But assistant Crown attorney Tim Kavanagh argued both men were seen running from the Ouellette Avenue nightclub after shots rang out. They were arrested near the corner of Victoria Avenue and Park Street. In the bushes nearby, police found a 9mm handgun believed to have been used to shoot bouncer Devonte Pierce in the back.

The bullet narrowly missed Pierce’s spine, but damaged a kidney.

Pierce testified he was shot as he was bouncing a group from the bar. He was in the process of pushing a man in a red shirt out the door when he was shot.

Another witness said the shooter was wearing a red shirt.

While no one could positively identify Nyadu as the shooter, he was wearing a red shirt when he was arrested minutes after the shooting.

Kavanagh called that evidence “compelling.”

Superior Court Justice J. Paul Howard said, between being sent out of town to hear other cases, and the complexity of the arguments before him, he will need time to write a ruling on the defence application.

The case will return to court late next month.

Lenience sought for gun-toting man unconstitutionally stopped by Windsor police

The lawyer for a man who was found to be carrying a handgun and drugs in Windsor says his sentence should be mitigated because his Charter rights were violated.

Omar Muhammad Omar, 22, is facing potentially five years in prison on the offences of carrying a concealed weapon, possession of a firearm while prohibited (two counts), careless storage of a firearm, and possession of cocaine for the purpose of trafficking.

During the early morning hours of Nov. 19, 2015, Omar and another man were stopped by Windsor police near Richmond Street and Walker Road.

A search of Omar uncovered a loaded antique-style .32-calibre revolver, extra ammunition, and eight grams of cocaine.

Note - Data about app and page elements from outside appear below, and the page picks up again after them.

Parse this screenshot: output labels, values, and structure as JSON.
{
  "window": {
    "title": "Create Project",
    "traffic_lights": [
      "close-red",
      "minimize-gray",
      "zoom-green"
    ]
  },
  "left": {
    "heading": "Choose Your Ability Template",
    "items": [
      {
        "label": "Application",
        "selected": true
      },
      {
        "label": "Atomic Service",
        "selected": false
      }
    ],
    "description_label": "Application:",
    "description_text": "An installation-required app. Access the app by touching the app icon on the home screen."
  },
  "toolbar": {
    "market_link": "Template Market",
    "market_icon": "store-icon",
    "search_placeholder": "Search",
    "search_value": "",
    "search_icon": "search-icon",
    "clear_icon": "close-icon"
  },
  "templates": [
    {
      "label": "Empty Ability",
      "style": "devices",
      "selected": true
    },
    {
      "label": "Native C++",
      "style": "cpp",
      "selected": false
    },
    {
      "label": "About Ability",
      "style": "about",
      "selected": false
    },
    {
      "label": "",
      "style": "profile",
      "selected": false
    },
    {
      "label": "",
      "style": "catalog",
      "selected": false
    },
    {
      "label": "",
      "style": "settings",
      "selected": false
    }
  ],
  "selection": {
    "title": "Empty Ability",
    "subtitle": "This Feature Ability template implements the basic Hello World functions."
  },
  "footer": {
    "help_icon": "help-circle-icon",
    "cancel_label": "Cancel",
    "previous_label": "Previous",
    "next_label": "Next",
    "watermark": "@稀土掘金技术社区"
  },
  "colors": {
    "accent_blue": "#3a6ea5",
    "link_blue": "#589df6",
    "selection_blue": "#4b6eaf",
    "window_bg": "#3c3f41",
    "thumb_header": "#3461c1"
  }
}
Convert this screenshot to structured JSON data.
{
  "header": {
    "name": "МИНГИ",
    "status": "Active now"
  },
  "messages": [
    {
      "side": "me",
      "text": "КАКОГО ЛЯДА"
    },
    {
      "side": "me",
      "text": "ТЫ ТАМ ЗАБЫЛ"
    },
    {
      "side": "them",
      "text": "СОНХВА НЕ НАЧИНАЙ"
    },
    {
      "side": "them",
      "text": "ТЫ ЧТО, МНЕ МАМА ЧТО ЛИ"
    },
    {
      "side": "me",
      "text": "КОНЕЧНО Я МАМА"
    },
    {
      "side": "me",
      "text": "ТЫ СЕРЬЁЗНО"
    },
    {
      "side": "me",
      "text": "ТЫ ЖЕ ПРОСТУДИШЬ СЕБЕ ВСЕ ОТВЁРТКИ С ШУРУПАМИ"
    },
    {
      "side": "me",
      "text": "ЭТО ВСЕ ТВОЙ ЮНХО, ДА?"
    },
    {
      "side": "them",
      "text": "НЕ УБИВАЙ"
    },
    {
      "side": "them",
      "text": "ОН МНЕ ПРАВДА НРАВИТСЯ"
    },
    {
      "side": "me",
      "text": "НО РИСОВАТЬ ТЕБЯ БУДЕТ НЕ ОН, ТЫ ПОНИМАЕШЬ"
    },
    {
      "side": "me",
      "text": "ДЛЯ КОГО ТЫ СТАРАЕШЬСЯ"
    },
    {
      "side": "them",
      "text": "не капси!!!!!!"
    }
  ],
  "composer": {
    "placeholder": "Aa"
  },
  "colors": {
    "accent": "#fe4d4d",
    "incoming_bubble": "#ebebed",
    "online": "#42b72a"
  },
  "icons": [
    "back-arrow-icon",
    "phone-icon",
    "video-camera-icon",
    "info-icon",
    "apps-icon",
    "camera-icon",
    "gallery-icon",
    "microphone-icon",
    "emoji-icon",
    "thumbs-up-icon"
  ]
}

Shortly after the arrest, Windsor police held it up as an example of why they disagreed with Ontario’s prohibition on street checks, arguing that the arrest couldn’t have happened under the new regulations for police-public interactions.

At the Superior Court of Justice on Friday, Omar’s lawyer Patricia Brown pointed out that one of the arresting officers admitted in open court he had no reason for stopping Omar.

As well, Justice Pamela Hebner determined that Omar’s rights were breached under the sections of the Canadian Charter of Rights and Freedoms concerning freedom from unreasonable search and seizure, and right to legal counsel.

However, Hebner ruled that the guns, ammunition, and drugs found on Omar should still be entered into evidence.

Omar admitted on the stand that he was a cocaine user, and he came to Windsor via train while armed with the gun.

But Omar said he only obtained the weapon because he was the victim of a stabbing earlier that year and he felt “afraid for my life.”

Omar has remained in custody since his arrest. The court heard that during his time at the South West Detention Centre, he was segregated for misconduct that included having contraband, refusing to return to his cell, and trying to start a fight between two other inmates.

The court also heard that Omar has corresponded with inmates who have known gang affiliations.

But Brown argued that the Charter breaches should be a factor in Omar’s sentencing. She is requesting a jail term of two years less a day.

According to the Crown, Omar has already spent 525 days in custody. With two-for-one credit for time served, that means Omar would be free under Brown’s sentencing recommendation.

Brown said her client plans on living with his mother in Mississauga, where he will enrol at Sheridan College and seek counselling.

“He needs help,” Brown told the court. “He’s ready to move forward to a new life.”

Brown also asked for an extension of the time allowance for Omar to pay the mandatory victim fine surcharge — a total of $1,000 — due to Omar being on social assistance and having “very limited means.”

Hebner is expected to sentence Omar at a future court date.